"""
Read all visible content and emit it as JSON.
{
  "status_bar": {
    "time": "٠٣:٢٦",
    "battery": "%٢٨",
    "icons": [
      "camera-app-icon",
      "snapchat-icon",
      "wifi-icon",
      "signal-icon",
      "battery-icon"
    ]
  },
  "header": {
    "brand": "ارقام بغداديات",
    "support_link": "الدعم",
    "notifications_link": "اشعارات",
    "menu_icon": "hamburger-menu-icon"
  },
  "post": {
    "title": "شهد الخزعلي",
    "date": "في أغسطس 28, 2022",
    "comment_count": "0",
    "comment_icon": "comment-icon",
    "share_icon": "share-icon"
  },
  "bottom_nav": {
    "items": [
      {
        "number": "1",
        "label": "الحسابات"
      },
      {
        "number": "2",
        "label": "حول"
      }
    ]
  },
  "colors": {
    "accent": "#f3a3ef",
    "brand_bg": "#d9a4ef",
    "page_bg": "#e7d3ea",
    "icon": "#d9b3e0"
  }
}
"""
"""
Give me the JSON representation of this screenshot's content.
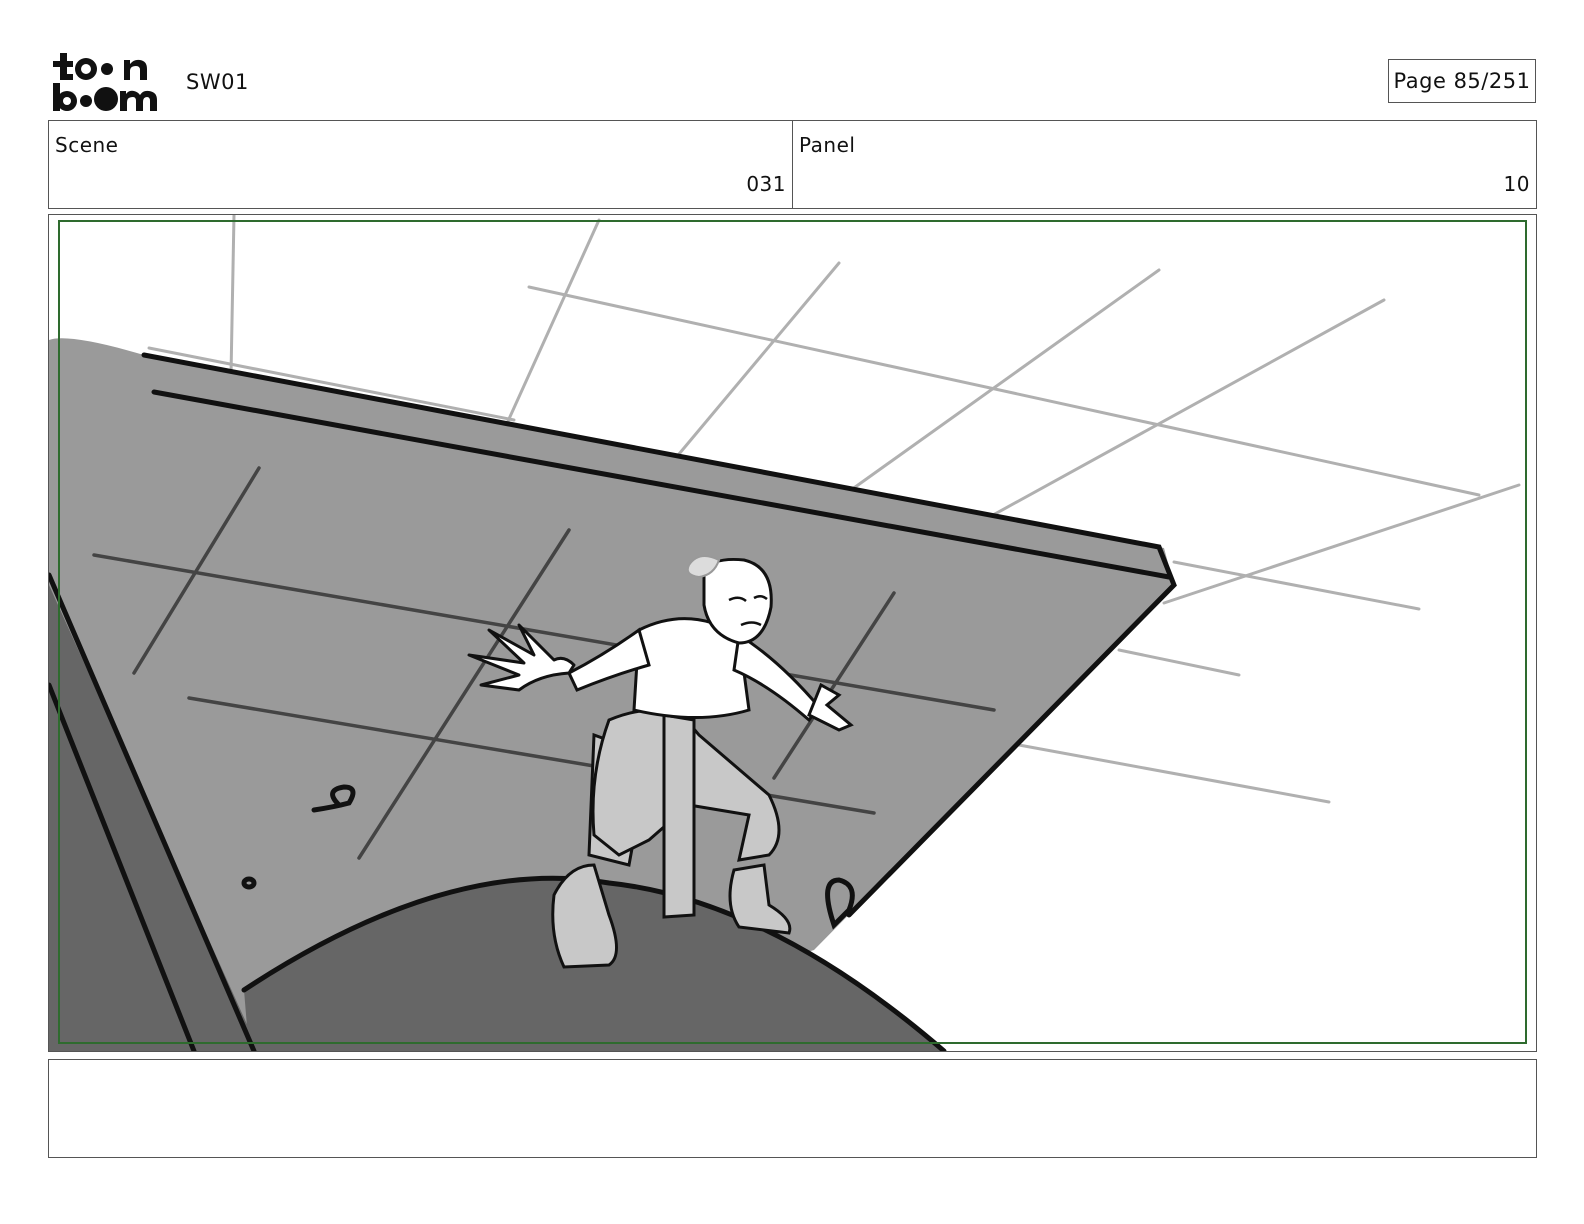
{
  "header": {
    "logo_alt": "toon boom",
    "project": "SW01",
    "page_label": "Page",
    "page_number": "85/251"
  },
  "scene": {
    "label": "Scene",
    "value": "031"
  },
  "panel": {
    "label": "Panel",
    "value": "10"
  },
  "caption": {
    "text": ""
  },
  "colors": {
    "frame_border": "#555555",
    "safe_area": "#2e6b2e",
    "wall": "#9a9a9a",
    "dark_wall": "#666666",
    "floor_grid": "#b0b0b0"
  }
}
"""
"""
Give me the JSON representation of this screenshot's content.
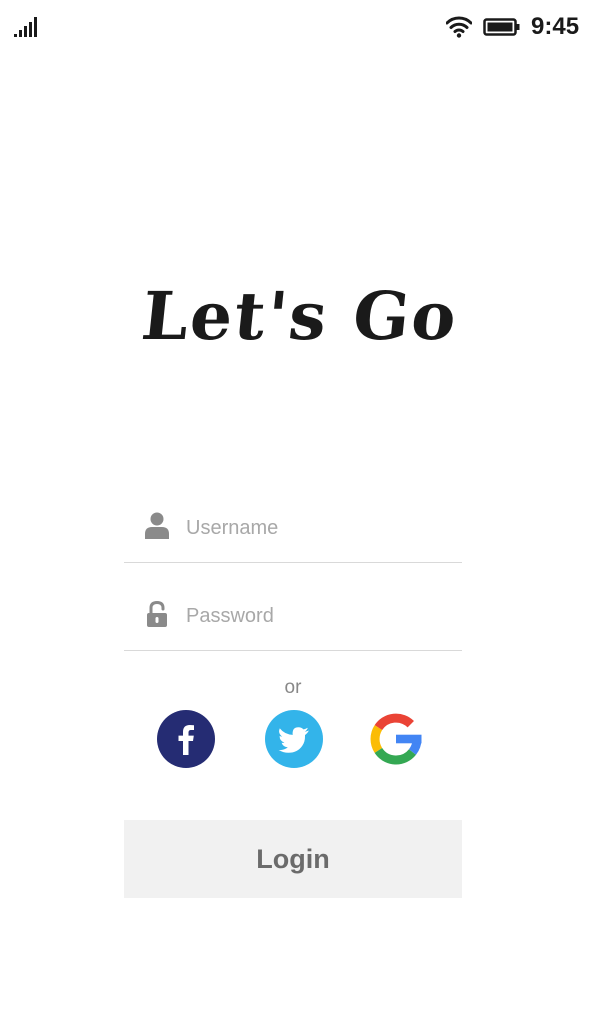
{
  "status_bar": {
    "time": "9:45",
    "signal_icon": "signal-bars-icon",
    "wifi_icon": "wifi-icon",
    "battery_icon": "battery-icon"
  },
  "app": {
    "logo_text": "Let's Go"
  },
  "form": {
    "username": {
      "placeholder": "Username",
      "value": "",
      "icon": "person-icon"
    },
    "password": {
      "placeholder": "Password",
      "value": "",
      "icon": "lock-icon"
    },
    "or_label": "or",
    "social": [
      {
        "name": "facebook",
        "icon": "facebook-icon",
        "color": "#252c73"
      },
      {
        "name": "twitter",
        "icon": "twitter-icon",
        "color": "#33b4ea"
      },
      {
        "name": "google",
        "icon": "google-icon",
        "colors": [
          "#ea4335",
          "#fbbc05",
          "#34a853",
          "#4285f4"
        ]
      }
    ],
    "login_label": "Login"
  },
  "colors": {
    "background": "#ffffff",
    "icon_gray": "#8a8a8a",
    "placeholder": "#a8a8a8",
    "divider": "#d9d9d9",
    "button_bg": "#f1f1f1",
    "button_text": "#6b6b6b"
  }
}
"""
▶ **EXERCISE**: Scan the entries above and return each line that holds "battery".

▶ **SOLUTION TO THIS EXERCISE**:
    "battery": "%٢٨",
      "battery-icon"
    "battery_icon": "battery-icon"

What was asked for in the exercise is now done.